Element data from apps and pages
Content starts
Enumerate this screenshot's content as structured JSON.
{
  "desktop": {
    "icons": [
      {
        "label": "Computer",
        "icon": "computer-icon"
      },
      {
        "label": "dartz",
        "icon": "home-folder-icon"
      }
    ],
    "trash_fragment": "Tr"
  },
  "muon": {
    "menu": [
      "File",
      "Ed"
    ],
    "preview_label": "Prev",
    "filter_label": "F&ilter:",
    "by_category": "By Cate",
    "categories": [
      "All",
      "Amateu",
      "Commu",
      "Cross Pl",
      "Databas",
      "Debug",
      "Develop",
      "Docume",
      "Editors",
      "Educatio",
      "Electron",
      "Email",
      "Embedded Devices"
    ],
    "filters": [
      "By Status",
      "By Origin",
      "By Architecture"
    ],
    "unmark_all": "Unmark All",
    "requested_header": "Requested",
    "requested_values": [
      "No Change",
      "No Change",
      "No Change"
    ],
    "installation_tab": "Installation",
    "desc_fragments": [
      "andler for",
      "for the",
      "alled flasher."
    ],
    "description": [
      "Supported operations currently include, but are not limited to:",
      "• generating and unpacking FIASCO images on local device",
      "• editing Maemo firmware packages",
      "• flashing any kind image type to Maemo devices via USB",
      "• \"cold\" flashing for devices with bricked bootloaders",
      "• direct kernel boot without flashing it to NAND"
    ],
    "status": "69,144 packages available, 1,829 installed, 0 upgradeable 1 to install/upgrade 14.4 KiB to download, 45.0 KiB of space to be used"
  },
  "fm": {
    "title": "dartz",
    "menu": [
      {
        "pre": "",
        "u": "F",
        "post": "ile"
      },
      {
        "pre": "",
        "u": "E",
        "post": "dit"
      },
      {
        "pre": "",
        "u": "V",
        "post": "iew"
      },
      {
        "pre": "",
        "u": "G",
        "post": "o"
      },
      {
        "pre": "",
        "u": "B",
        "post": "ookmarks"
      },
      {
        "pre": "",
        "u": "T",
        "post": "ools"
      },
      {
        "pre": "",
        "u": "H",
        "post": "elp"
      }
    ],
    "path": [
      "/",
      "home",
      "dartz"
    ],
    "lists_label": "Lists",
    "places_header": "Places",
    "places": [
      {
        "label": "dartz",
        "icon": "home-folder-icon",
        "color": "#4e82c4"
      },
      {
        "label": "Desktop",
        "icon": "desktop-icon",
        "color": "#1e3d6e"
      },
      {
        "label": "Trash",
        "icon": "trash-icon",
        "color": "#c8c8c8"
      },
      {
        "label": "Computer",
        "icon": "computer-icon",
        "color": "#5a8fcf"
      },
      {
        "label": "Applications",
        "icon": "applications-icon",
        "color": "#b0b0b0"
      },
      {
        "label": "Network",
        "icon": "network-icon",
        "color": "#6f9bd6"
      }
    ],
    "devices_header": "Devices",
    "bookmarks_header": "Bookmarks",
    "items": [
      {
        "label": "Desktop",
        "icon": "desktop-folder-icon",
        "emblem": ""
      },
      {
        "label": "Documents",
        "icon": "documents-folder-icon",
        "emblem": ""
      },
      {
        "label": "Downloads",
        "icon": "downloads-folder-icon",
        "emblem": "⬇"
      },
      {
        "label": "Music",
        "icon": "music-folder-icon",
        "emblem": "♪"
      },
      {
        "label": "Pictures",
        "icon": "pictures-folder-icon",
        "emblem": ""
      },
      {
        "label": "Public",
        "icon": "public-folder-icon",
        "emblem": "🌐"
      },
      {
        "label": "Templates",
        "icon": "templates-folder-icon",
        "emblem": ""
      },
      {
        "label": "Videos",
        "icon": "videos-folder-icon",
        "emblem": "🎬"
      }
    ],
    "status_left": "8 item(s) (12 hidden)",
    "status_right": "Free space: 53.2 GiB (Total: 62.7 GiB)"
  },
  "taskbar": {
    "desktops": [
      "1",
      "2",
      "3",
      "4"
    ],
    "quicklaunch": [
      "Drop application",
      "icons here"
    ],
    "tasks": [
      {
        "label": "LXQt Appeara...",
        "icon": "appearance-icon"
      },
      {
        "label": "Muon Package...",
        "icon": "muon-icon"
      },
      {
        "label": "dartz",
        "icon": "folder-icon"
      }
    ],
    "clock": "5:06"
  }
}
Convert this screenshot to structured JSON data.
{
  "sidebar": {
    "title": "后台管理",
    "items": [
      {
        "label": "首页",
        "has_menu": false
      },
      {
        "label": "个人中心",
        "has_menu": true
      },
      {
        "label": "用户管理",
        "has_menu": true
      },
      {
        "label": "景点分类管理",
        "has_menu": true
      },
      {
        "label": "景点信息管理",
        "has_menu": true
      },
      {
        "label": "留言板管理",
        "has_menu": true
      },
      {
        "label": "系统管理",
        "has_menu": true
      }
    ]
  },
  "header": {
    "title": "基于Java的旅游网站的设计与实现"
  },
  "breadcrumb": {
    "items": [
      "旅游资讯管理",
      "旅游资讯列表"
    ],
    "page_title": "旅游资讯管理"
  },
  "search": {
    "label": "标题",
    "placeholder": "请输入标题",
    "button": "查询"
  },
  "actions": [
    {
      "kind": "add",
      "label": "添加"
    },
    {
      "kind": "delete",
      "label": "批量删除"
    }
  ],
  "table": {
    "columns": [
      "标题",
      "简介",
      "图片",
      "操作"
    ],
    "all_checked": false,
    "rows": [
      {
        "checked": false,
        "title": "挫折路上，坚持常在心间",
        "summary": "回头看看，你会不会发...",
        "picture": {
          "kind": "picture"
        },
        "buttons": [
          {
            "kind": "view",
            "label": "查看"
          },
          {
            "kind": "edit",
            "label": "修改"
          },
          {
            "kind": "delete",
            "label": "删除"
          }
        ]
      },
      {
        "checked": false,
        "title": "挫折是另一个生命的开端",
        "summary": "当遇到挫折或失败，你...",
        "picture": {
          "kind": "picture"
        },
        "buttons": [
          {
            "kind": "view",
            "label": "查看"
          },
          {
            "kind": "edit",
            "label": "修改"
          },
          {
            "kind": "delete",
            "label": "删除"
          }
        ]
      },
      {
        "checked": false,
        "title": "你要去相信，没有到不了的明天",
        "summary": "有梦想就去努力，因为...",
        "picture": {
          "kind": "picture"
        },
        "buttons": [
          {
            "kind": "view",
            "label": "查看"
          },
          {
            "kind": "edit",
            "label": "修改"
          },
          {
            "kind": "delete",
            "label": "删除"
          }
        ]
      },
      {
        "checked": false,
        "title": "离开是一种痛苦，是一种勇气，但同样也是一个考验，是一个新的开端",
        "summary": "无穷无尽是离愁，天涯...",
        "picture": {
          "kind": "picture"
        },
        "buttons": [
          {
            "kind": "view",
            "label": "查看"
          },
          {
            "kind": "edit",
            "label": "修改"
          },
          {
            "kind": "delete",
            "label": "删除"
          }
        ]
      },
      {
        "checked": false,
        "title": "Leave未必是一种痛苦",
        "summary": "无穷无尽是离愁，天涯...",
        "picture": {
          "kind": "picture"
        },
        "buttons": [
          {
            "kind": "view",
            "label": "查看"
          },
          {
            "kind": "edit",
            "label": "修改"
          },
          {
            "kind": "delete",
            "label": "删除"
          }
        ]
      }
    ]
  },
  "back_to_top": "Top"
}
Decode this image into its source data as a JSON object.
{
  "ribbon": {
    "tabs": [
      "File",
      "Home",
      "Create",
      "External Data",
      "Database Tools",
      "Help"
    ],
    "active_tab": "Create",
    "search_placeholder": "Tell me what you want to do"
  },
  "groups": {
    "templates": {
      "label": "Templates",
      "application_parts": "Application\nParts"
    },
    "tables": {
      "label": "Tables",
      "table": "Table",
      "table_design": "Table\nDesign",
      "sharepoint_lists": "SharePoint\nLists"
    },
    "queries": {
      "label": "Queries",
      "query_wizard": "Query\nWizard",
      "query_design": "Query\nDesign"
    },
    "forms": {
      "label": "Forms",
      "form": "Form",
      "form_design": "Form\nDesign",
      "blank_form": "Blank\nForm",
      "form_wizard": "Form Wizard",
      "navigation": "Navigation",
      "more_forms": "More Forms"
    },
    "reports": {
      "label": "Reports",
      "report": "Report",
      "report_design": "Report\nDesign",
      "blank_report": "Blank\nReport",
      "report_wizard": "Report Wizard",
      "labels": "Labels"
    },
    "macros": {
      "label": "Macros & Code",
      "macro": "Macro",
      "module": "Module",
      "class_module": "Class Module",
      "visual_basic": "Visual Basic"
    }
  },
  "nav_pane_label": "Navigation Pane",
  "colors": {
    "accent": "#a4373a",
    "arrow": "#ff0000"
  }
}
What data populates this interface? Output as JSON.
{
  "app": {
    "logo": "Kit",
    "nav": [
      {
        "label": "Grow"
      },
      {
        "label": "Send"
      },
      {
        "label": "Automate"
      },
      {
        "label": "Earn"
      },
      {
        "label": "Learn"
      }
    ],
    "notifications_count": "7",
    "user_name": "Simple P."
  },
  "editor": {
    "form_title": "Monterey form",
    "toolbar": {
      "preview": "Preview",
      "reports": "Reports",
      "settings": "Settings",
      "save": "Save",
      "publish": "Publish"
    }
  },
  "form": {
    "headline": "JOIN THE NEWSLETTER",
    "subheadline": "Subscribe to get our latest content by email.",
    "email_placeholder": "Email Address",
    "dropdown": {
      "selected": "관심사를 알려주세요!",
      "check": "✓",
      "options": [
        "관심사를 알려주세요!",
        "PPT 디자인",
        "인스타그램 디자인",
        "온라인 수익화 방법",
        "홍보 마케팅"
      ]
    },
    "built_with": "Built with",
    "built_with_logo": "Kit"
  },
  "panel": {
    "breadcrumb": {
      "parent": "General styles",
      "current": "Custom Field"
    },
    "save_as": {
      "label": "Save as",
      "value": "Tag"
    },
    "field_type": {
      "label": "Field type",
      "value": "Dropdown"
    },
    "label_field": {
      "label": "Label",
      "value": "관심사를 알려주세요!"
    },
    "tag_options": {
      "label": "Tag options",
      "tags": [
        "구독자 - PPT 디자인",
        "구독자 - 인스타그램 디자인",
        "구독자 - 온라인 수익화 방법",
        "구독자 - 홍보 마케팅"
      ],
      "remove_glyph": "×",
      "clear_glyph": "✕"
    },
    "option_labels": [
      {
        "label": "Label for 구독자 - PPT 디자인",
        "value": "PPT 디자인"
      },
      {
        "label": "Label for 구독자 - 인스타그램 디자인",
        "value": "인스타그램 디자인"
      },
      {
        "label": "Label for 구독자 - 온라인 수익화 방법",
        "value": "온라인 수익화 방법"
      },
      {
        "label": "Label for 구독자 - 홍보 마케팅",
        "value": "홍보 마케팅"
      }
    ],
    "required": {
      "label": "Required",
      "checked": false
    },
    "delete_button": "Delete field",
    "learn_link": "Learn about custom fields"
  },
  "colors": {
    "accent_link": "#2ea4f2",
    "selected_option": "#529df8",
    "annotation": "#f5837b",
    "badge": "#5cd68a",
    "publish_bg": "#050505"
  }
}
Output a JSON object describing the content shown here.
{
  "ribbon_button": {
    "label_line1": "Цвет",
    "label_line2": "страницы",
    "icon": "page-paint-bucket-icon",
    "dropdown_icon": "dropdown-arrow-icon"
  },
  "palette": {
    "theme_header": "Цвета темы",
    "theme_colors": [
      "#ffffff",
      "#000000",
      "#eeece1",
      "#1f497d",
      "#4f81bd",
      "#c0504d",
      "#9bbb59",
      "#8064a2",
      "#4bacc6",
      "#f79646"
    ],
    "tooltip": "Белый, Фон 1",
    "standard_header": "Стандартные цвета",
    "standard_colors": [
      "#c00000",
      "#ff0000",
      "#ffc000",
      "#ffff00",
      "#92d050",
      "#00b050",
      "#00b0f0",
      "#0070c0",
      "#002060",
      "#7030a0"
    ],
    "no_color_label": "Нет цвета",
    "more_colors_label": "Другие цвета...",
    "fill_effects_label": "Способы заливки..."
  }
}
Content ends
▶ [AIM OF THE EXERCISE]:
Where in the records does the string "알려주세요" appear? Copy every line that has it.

▶ [TASK ANSWER]:
      "selected": "관심사를 알려주세요!",
        "관심사를 알려주세요!",
      "value": "관심사를 알려주세요!"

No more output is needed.